Filter the listing below down to the lines holding the word "text", and copy those lines.
┌─ Data under study
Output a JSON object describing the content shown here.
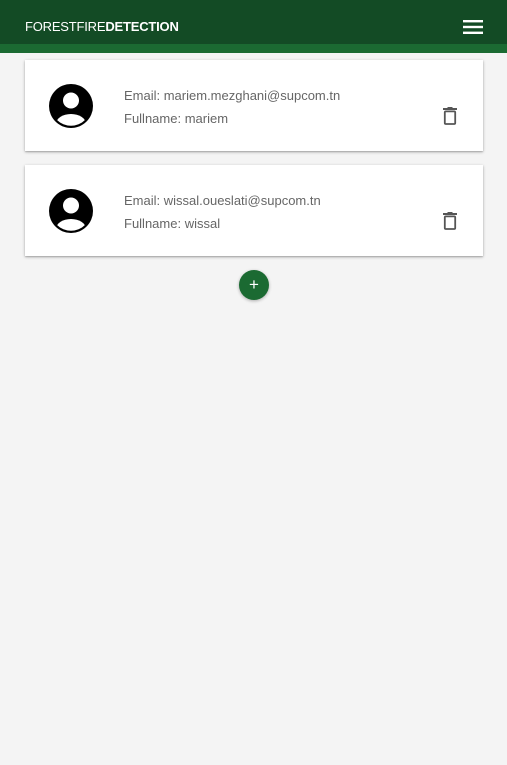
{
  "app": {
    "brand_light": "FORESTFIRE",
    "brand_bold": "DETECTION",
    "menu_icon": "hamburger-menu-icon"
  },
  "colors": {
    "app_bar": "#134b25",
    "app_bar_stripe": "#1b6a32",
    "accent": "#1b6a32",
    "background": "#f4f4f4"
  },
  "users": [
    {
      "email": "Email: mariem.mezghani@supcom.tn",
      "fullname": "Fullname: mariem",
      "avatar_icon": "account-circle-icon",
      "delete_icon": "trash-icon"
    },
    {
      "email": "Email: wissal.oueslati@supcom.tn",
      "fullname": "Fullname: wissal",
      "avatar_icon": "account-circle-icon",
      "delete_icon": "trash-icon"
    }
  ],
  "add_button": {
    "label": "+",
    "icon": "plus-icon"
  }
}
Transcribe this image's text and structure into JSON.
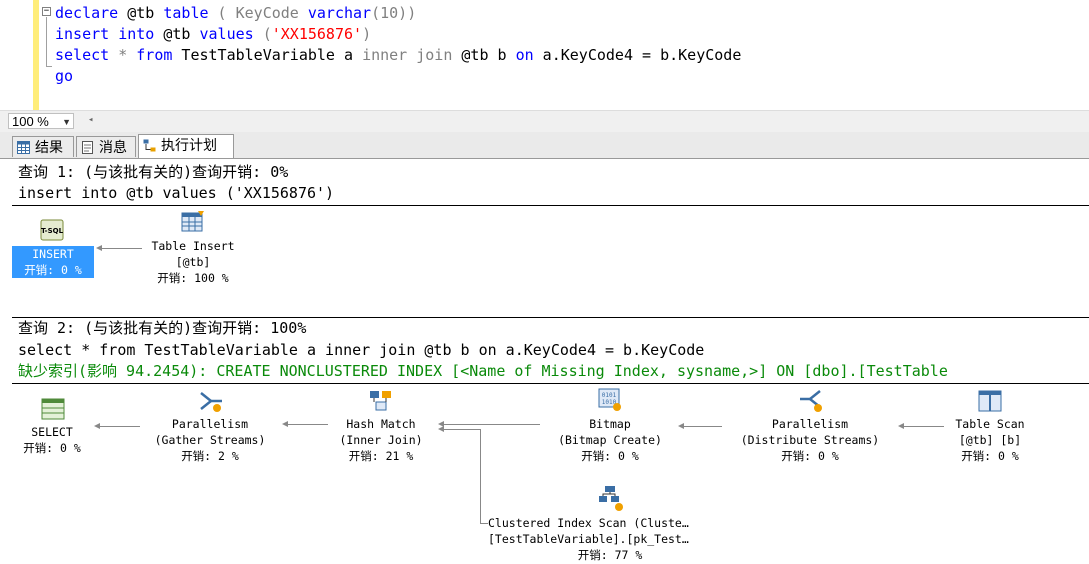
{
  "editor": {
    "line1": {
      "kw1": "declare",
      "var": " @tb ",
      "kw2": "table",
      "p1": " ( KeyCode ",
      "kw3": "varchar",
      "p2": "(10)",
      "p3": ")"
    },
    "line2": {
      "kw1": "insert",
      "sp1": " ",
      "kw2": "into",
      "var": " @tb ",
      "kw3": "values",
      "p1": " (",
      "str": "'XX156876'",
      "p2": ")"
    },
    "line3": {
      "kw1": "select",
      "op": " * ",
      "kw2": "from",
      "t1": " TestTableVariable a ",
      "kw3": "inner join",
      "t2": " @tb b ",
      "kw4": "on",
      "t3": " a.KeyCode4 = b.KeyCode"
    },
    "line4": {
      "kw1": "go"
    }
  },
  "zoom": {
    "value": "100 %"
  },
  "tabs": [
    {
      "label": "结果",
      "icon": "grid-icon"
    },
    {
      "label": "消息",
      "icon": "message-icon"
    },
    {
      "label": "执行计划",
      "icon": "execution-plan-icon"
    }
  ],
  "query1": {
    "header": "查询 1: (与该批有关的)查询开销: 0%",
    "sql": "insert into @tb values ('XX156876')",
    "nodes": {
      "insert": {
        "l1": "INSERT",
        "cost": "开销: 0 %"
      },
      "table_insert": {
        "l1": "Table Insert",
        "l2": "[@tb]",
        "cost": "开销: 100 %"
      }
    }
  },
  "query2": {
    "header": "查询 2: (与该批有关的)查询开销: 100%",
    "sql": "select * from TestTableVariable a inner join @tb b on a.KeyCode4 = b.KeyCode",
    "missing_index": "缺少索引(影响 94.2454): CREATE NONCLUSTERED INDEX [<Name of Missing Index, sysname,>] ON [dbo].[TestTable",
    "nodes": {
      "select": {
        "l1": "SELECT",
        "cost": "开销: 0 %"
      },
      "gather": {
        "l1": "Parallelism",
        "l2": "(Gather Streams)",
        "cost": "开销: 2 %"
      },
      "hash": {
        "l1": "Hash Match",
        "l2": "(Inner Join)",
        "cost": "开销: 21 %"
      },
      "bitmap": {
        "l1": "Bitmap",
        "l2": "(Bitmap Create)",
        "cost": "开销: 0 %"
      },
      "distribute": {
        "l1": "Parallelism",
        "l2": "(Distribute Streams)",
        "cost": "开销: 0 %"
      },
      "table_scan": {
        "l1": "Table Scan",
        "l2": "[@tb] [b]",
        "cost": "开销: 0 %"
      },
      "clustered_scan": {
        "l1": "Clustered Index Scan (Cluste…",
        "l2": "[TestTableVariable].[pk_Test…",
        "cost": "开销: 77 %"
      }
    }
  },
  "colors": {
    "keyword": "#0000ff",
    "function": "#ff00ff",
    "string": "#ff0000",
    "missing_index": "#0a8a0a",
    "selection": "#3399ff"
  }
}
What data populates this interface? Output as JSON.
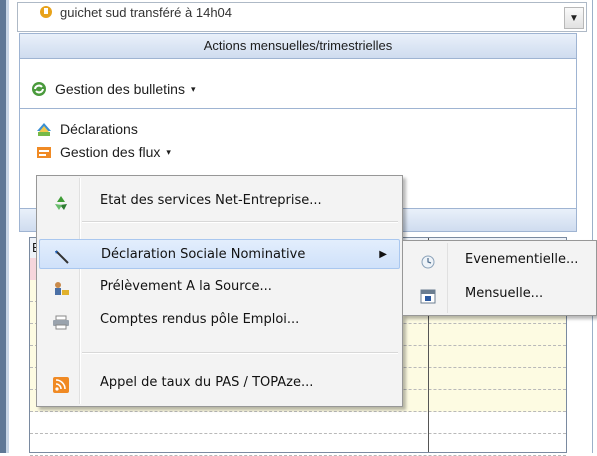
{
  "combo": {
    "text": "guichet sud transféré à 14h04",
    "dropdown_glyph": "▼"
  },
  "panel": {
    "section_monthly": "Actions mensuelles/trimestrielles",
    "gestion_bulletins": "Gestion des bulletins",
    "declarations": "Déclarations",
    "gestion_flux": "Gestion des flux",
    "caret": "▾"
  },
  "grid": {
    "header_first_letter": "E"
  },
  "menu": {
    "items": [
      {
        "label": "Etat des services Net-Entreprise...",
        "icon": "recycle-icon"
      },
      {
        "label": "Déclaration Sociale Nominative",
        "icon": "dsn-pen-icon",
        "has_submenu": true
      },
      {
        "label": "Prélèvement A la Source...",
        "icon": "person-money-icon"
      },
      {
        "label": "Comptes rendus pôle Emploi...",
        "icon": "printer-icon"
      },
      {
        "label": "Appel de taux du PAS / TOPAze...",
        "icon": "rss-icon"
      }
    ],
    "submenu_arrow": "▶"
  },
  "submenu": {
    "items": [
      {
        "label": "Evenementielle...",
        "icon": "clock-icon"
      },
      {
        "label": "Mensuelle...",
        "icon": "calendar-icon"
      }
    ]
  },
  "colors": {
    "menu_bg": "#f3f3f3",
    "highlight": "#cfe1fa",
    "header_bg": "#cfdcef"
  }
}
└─
- [Exercise output]
Transcribe this image's text and structure into JSON.
    "text": "guichet sud transféré à 14h04",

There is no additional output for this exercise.